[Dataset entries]
-*-

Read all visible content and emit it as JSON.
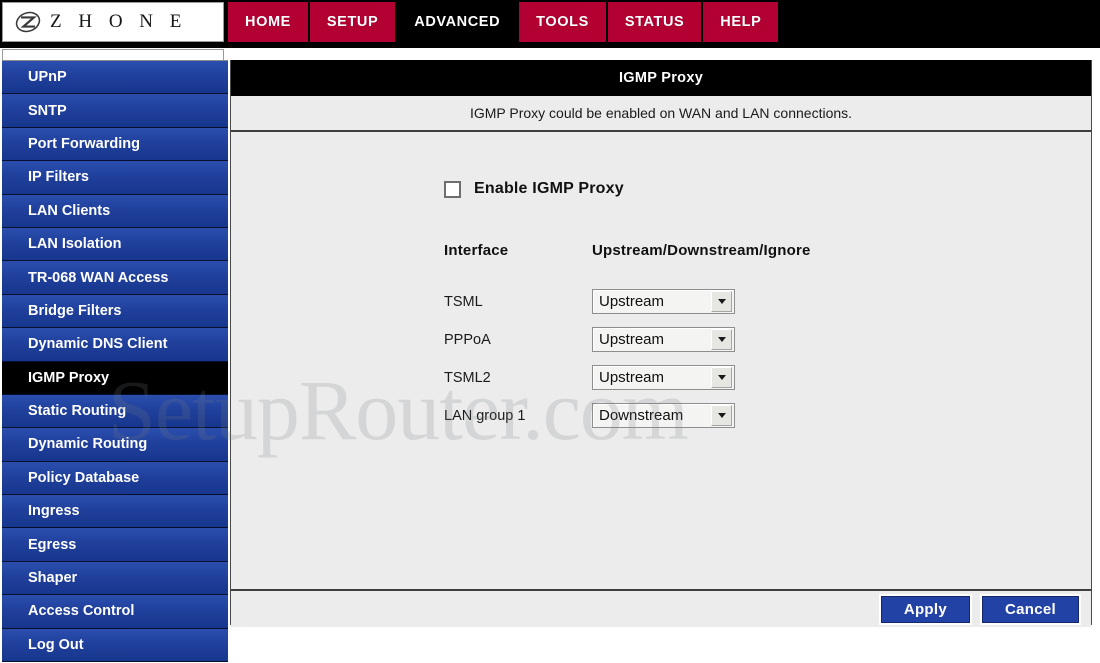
{
  "brand": {
    "name": "Z H O N E",
    "logo_icon": "zhone-z-emblem-icon"
  },
  "nav": {
    "items": [
      {
        "label": "HOME",
        "active": false
      },
      {
        "label": "SETUP",
        "active": false
      },
      {
        "label": "ADVANCED",
        "active": true
      },
      {
        "label": "TOOLS",
        "active": false
      },
      {
        "label": "STATUS",
        "active": false
      },
      {
        "label": "HELP",
        "active": false
      }
    ],
    "accent_color": "#b30032",
    "active_color": "#000000"
  },
  "sidebar": {
    "items": [
      {
        "label": "UPnP",
        "active": false
      },
      {
        "label": "SNTP",
        "active": false
      },
      {
        "label": "Port Forwarding",
        "active": false
      },
      {
        "label": "IP Filters",
        "active": false
      },
      {
        "label": "LAN Clients",
        "active": false
      },
      {
        "label": "LAN Isolation",
        "active": false
      },
      {
        "label": "TR-068 WAN Access",
        "active": false
      },
      {
        "label": "Bridge Filters",
        "active": false
      },
      {
        "label": "Dynamic DNS Client",
        "active": false
      },
      {
        "label": "IGMP Proxy",
        "active": true
      },
      {
        "label": "Static Routing",
        "active": false
      },
      {
        "label": "Dynamic Routing",
        "active": false
      },
      {
        "label": "Policy Database",
        "active": false
      },
      {
        "label": "Ingress",
        "active": false
      },
      {
        "label": "Egress",
        "active": false
      },
      {
        "label": "Shaper",
        "active": false
      },
      {
        "label": "Access Control",
        "active": false
      },
      {
        "label": "Log Out",
        "active": false
      }
    ],
    "color": "#20409c"
  },
  "panel": {
    "title": "IGMP Proxy",
    "description": "IGMP Proxy could be enabled on WAN and LAN connections.",
    "enable_checkbox": {
      "label": "Enable IGMP Proxy",
      "checked": false
    },
    "table": {
      "headers": {
        "interface": "Interface",
        "mode": "Upstream/Downstream/Ignore"
      },
      "rows": [
        {
          "interface": "TSML",
          "mode": "Upstream"
        },
        {
          "interface": "PPPoA",
          "mode": "Upstream"
        },
        {
          "interface": "TSML2",
          "mode": "Upstream"
        },
        {
          "interface": "LAN group 1",
          "mode": "Downstream"
        }
      ],
      "options": [
        "Upstream",
        "Downstream",
        "Ignore"
      ]
    },
    "buttons": {
      "apply": "Apply",
      "cancel": "Cancel"
    }
  },
  "watermark": {
    "text": "SetupRouter.com"
  }
}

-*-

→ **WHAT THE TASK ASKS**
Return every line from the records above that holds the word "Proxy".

→ **EXERCISE ANSWER**
        "label": "IGMP Proxy",
    "title": "IGMP Proxy",
    "description": "IGMP Proxy could be enabled on WAN and LAN connections.",
      "label": "Enable IGMP Proxy",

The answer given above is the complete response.